→ EXERCISE INSTRUCTIONS: Only an exact, line-for-line copy of the data will serve as the answer.

→ INFORMATION SUPPLIED:
● ● ● ● ●
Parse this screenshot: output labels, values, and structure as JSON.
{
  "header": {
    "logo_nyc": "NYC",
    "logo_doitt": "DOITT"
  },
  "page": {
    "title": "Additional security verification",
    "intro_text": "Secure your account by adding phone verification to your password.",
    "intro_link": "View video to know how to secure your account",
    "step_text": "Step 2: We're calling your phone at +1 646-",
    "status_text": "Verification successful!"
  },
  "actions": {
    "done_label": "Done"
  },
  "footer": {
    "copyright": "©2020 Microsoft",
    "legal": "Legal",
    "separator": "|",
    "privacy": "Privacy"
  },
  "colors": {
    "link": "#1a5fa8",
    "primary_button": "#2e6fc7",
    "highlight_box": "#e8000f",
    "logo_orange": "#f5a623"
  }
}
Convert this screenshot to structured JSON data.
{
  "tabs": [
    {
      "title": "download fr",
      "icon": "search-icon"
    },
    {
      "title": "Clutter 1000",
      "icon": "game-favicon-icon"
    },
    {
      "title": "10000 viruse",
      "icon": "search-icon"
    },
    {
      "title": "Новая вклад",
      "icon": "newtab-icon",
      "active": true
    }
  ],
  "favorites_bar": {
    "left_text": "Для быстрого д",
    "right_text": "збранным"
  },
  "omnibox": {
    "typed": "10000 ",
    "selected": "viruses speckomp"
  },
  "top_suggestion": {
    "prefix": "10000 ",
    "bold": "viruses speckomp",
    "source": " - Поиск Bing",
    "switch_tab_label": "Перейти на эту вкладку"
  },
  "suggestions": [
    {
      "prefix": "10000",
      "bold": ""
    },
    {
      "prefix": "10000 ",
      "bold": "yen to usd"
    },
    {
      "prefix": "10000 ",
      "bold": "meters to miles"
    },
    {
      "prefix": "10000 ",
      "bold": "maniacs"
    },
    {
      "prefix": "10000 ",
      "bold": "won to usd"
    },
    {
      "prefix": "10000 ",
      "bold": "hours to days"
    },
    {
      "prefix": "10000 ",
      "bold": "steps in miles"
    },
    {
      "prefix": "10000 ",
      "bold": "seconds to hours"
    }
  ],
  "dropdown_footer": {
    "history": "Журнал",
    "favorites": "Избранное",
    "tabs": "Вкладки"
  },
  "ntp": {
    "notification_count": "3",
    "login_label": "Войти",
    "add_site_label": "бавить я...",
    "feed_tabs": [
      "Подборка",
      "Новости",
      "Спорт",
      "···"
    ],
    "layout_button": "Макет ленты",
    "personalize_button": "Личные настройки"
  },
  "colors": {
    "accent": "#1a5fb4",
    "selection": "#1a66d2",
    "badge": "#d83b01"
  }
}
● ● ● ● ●
→ ANSWER:
Parse this screenshot: output labels, values, and structure as JSON.
{
  "header": {
    "logo_nyc": "NYC",
    "logo_doitt": "DOITT"
  },
  "page": {
    "title": "Additional security verification",
    "intro_text": "Secure your account by adding phone verification to your password.",
    "intro_link": "View video to know how to secure your account",
    "step_text": "Step 2: We're calling your phone at +1 646-",
    "status_text": "Verification successful!"
  },
  "actions": {
    "done_label": "Done"
  },
  "footer": {
    "copyright": "©2020 Microsoft",
    "legal": "Legal",
    "separator": "|",
    "privacy": "Privacy"
  },
  "colors": {
    "link": "#1a5fa8",
    "primary_button": "#2e6fc7",
    "highlight_box": "#e8000f",
    "logo_orange": "#f5a623"
  }
}
Convert this screenshot to structured JSON data.
{
  "tabs": [
    {
      "title": "download fr",
      "icon": "search-icon"
    },
    {
      "title": "Clutter 1000",
      "icon": "game-favicon-icon"
    },
    {
      "title": "10000 viruse",
      "icon": "search-icon"
    },
    {
      "title": "Новая вклад",
      "icon": "newtab-icon",
      "active": true
    }
  ],
  "favorites_bar": {
    "left_text": "Для быстрого д",
    "right_text": "збранным"
  },
  "omnibox": {
    "typed": "10000 ",
    "selected": "viruses speckomp"
  },
  "top_suggestion": {
    "prefix": "10000 ",
    "bold": "viruses speckomp",
    "source": " - Поиск Bing",
    "switch_tab_label": "Перейти на эту вкладку"
  },
  "suggestions": [
    {
      "prefix": "10000",
      "bold": ""
    },
    {
      "prefix": "10000 ",
      "bold": "yen to usd"
    },
    {
      "prefix": "10000 ",
      "bold": "meters to miles"
    },
    {
      "prefix": "10000 ",
      "bold": "maniacs"
    },
    {
      "prefix": "10000 ",
      "bold": "won to usd"
    },
    {
      "prefix": "10000 ",
      "bold": "hours to days"
    },
    {
      "prefix": "10000 ",
      "bold": "steps in miles"
    },
    {
      "prefix": "10000 ",
      "bold": "seconds to hours"
    }
  ],
  "dropdown_footer": {
    "history": "Журнал",
    "favorites": "Избранное",
    "tabs": "Вкладки"
  },
  "ntp": {
    "notification_count": "3",
    "login_label": "Войти",
    "add_site_label": "бавить я...",
    "feed_tabs": [
      "Подборка",
      "Новости",
      "Спорт",
      "···"
    ],
    "layout_button": "Макет ленты",
    "personalize_button": "Личные настройки"
  },
  "colors": {
    "accent": "#1a5fb4",
    "selection": "#1a66d2",
    "badge": "#d83b01"
  }
}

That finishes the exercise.